When you find your short list of possible editors, see if they will do a sample of your work. You should try out an editor to see if they work well with you, but this does not mean agreeing with you on every point. You want an editor to do their job, which is to get your writing in its best shape possible. But you also don’t want to work with an editor that you know you’ll be fighting with right off the bat. Getting samples from different editors will help you know who you communicate well with as well as who gives you high quality work.
Cheryl’s blog post can help get you started on your journey of finding the right editor for you. Hopefully, you will also be able to start building your team of professionals to help you get your work ready for publishing, whether that is to self-publish or to start querying agents.
Tagged: Book, Communications, copy-edit, edit, editor, Proofreading, Publishing, Writing and Editing
Based on the average number of copies a self-published book sells, it has always appeared to me that a professional editor will charge more than the book is likely to make. Did this possibility figure into your thoughts as you began researching the best editor for your work?
Malcolm, thanks for asking your question. When adding up the cost for editing, especially for higher levels of editing like developmental, the total cost starts looking very daunting. As a former editor, I can understand the fear of investing that money and not getting the return back.
My philosophy is that the best amount of money I can invest is in a good editing of my book. If my book is edited to the best it can be, it will be a better read. If it’s a better read, then it is more likely to get good reviews from readers. A work that isn’t well edited risks losing readers. One of the biggest points that people who are against self-published authors is the editing seemingly not being as strong.
One of the ways I can keep my costs down are to edit myself as much as possible. Even if I weren’t a former editor, there are ways to do that without spending much money. One is to get beta readers to help catch general problems in the story – structure, continuity, ideas. Most beta readers will read for free. The other is to read the work out loud to catch as many issues grammatically as possible. If you I can get my work in its finest form prior to getting it to my editor, it won’t cost as much either with a per word rate or hourly.
There is a definite correlation between the stronger a writer is, the less work an editor will do. But the other side is that if you find a good editor, he or she can make writing shine.
I don’t look at the investment per book either. For self-published writers, it usually takes more than one book to catch a regular audience. So while the money may not be made back immediately, the idea is that it will eventually.

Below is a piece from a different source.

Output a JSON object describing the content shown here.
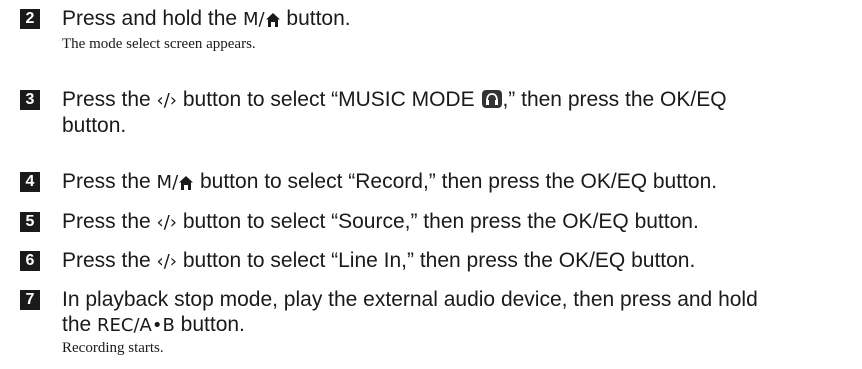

So in my budgeting for my book, the most money I have ready is earmarked for editing (with the second most being for a professional-looking cover).
These are good points, ones that are often skipped over by a lot of people as they rush books into print. The book has to capture people’s attention for the editing to matter (other than the writer’s personal satisfaction). Bad editing turns readers away. Great editing usually isn’t noticed because people expect it if most of the books they read come from mainstream publishers. What I would want would be a promotional effort that brought in enough readers to pay for the editing. Nothing is certain here, though suffice it to say, paying for the editing will take more than a couple of blog tours. 🙂